Top of Extracted records
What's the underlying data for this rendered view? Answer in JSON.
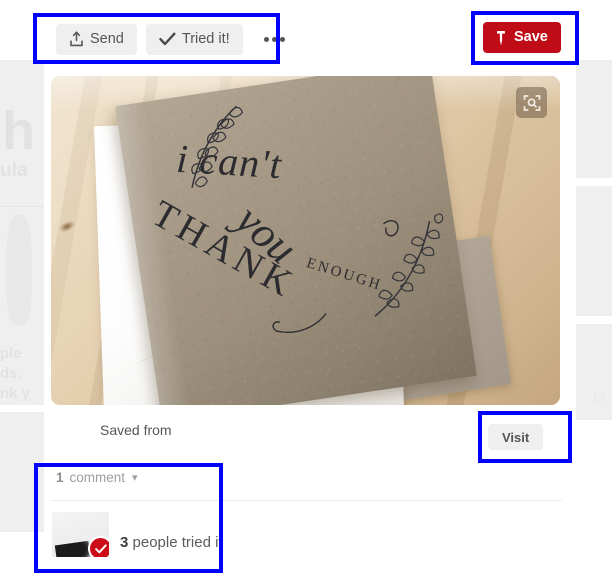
{
  "accent": {
    "brand_red": "#c00c17",
    "badge_red": "#cc0d17",
    "annotation_blue": "#0000ff",
    "pill_gray": "#efefef"
  },
  "toolbar": {
    "send_label": "Send",
    "send_icon": "share-upload-icon",
    "tried_label": "Tried it!",
    "tried_icon": "checkmark-icon",
    "more_label": "•••",
    "more_icon": "ellipsis-icon"
  },
  "save": {
    "label": "Save",
    "icon": "pushpin-icon"
  },
  "photo": {
    "alt": "Kraft paper greeting card with hand-lettered calligraphy reading i can't THANK you ENOUGH, resting on a white envelope on a light wood table",
    "zoom_icon": "zoom-magnifier-icon",
    "ink_line1": "i can't",
    "ink_line2": "THANK",
    "ink_line3": "you",
    "ink_line4": "ENOUGH"
  },
  "source": {
    "saved_from_label": "Saved from",
    "visit_label": "Visit"
  },
  "comments": {
    "count": "1",
    "word": "comment",
    "chevron_icon": "chevron-down-icon",
    "tried_count": "3",
    "tried_text": "people tried it",
    "thumbnail_name": "commenter-photo-thumbnail",
    "badge_icon": "tried-it-check-badge"
  },
  "background_ghost": {
    "heading_fragment": "h",
    "frag_ula": "ula",
    "frag_ple": "ple",
    "frag_ds": "ds,",
    "frag_nky": "nk y",
    "frag_right": "19"
  }
}
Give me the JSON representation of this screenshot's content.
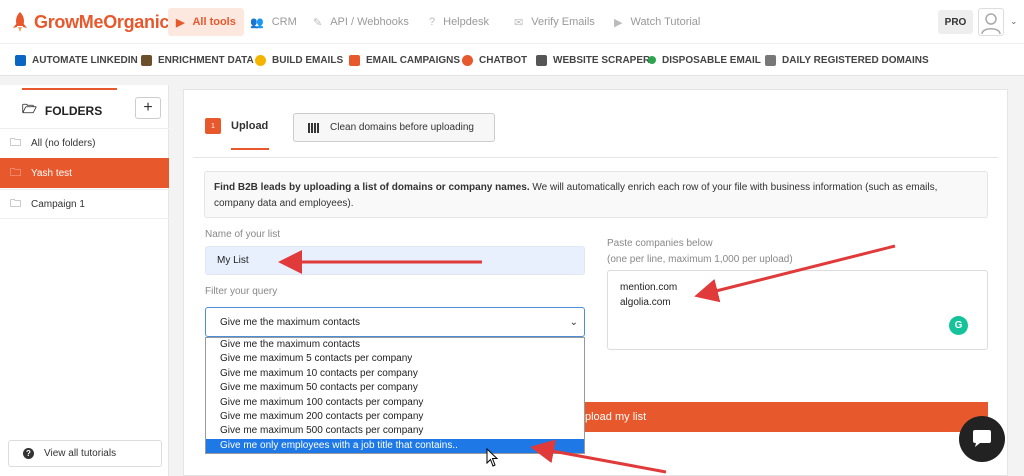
{
  "brand": {
    "name": "GrowMeOrganic",
    "accent": "#e8582d"
  },
  "topnav": [
    {
      "label": "All tools",
      "icon": "play-icon",
      "active": true
    },
    {
      "label": "CRM",
      "icon": "users-icon"
    },
    {
      "label": "API / Webhooks",
      "icon": "wrench-icon"
    },
    {
      "label": "Helpdesk",
      "icon": "help-icon"
    },
    {
      "label": "Verify Emails",
      "icon": "envelope-icon"
    },
    {
      "label": "Watch Tutorial",
      "icon": "play-icon"
    }
  ],
  "account": {
    "plan": "PRO"
  },
  "tools": [
    {
      "label": "AUTOMATE LINKEDIN",
      "color": "#0a66c2"
    },
    {
      "label": "ENRICHMENT DATA",
      "color": "#6b4f2a"
    },
    {
      "label": "BUILD EMAILS",
      "color": "#f4b400"
    },
    {
      "label": "EMAIL CAMPAIGNS",
      "color": "#e8582d"
    },
    {
      "label": "CHATBOT",
      "color": "#e8582d"
    },
    {
      "label": "WEBSITE SCRAPER",
      "color": "#555555"
    },
    {
      "label": "DISPOSABLE EMAIL",
      "color": "#2ea44f"
    },
    {
      "label": "DAILY REGISTERED DOMAINS",
      "color": "#777777"
    }
  ],
  "sidebar": {
    "title": "FOLDERS",
    "add_label": "+",
    "folders": [
      {
        "label": "All (no folders)",
        "selected": false
      },
      {
        "label": "Yash test",
        "selected": true
      },
      {
        "label": "Campaign 1",
        "selected": false
      }
    ],
    "tutorials_label": "View all tutorials"
  },
  "main": {
    "tab_step": "1",
    "tab_upload": "Upload",
    "clean_button": "Clean domains before uploading",
    "info_bold": "Find B2B leads by uploading a list of domains or company names.",
    "info_rest": " We will automatically enrich each row of your file with business information (such as emails, company data and employees).",
    "name_label": "Name of your list",
    "name_value": "My List",
    "filter_label": "Filter your query",
    "filter_selected": "Give me the maximum contacts",
    "filter_options": [
      "Give me the maximum contacts",
      "Give me maximum 5 contacts per company",
      "Give me maximum 10 contacts per company",
      "Give me maximum 50 contacts per company",
      "Give me maximum 100 contacts per company",
      "Give me maximum 200 contacts per company",
      "Give me maximum 500 contacts per company",
      "Give me only employees with a job title that contains.."
    ],
    "highlighted_option_index": 7,
    "paste_label_1": "Paste companies below",
    "paste_label_2": "(one per line, maximum 1,000 per upload)",
    "paste_lines": [
      "mention.com",
      "algolia.com"
    ],
    "upload_button": "pload my list"
  }
}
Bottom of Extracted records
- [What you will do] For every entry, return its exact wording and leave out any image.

- [Your response]
What's the underlying data for this rendered view? Answer in JSON.
{
  "accent": {
    "brand_red": "#c00c17",
    "badge_red": "#cc0d17",
    "annotation_blue": "#0000ff",
    "pill_gray": "#efefef"
  },
  "toolbar": {
    "send_label": "Send",
    "send_icon": "share-upload-icon",
    "tried_label": "Tried it!",
    "tried_icon": "checkmark-icon",
    "more_label": "•••",
    "more_icon": "ellipsis-icon"
  },
  "save": {
    "label": "Save",
    "icon": "pushpin-icon"
  },
  "photo": {
    "alt": "Kraft paper greeting card with hand-lettered calligraphy reading i can't THANK you ENOUGH, resting on a white envelope on a light wood table",
    "zoom_icon": "zoom-magnifier-icon",
    "ink_line1": "i can't",
    "ink_line2": "THANK",
    "ink_line3": "you",
    "ink_line4": "ENOUGH"
  },
  "source": {
    "saved_from_label": "Saved from",
    "visit_label": "Visit"
  },
  "comments": {
    "count": "1",
    "word": "comment",
    "chevron_icon": "chevron-down-icon",
    "tried_count": "3",
    "tried_text": "people tried it",
    "thumbnail_name": "commenter-photo-thumbnail",
    "badge_icon": "tried-it-check-badge"
  },
  "background_ghost": {
    "heading_fragment": "h",
    "frag_ula": "ula",
    "frag_ple": "ple",
    "frag_ds": "ds,",
    "frag_nky": "nk y",
    "frag_right": "19"
  }
}
Give me the JSON representation of this screenshot's content.
{
  "brand": {
    "name": "GrowMeOrganic",
    "accent": "#e8582d"
  },
  "topnav": [
    {
      "label": "All tools",
      "icon": "play-icon",
      "active": true
    },
    {
      "label": "CRM",
      "icon": "users-icon"
    },
    {
      "label": "API / Webhooks",
      "icon": "wrench-icon"
    },
    {
      "label": "Helpdesk",
      "icon": "help-icon"
    },
    {
      "label": "Verify Emails",
      "icon": "envelope-icon"
    },
    {
      "label": "Watch Tutorial",
      "icon": "play-icon"
    }
  ],
  "account": {
    "plan": "PRO"
  },
  "tools": [
    {
      "label": "AUTOMATE LINKEDIN",
      "color": "#0a66c2"
    },
    {
      "label": "ENRICHMENT DATA",
      "color": "#6b4f2a"
    },
    {
      "label": "BUILD EMAILS",
      "color": "#f4b400"
    },
    {
      "label": "EMAIL CAMPAIGNS",
      "color": "#e8582d"
    },
    {
      "label": "CHATBOT",
      "color": "#e8582d"
    },
    {
      "label": "WEBSITE SCRAPER",
      "color": "#555555"
    },
    {
      "label": "DISPOSABLE EMAIL",
      "color": "#2ea44f"
    },
    {
      "label": "DAILY REGISTERED DOMAINS",
      "color": "#777777"
    }
  ],
  "sidebar": {
    "title": "FOLDERS",
    "add_label": "+",
    "folders": [
      {
        "label": "All (no folders)",
        "selected": false
      },
      {
        "label": "Yash test",
        "selected": true
      },
      {
        "label": "Campaign 1",
        "selected": false
      }
    ],
    "tutorials_label": "View all tutorials"
  },
  "main": {
    "tab_step": "1",
    "tab_upload": "Upload",
    "clean_button": "Clean domains before uploading",
    "info_bold": "Find B2B leads by uploading a list of domains or company names.",
    "info_rest": " We will automatically enrich each row of your file with business information (such as emails, company data and employees).",
    "name_label": "Name of your list",
    "name_value": "My List",
    "filter_label": "Filter your query",
    "filter_selected": "Give me the maximum contacts",
    "filter_options": [
      "Give me the maximum contacts",
      "Give me maximum 5 contacts per company",
      "Give me maximum 10 contacts per company",
      "Give me maximum 50 contacts per company",
      "Give me maximum 100 contacts per company",
      "Give me maximum 200 contacts per company",
      "Give me maximum 500 contacts per company",
      "Give me only employees with a job title that contains.."
    ],
    "highlighted_option_index": 7,
    "paste_label_1": "Paste companies below",
    "paste_label_2": "(one per line, maximum 1,000 per upload)",
    "paste_lines": [
      "mention.com",
      "algolia.com"
    ],
    "upload_button": "pload my list"
  }
}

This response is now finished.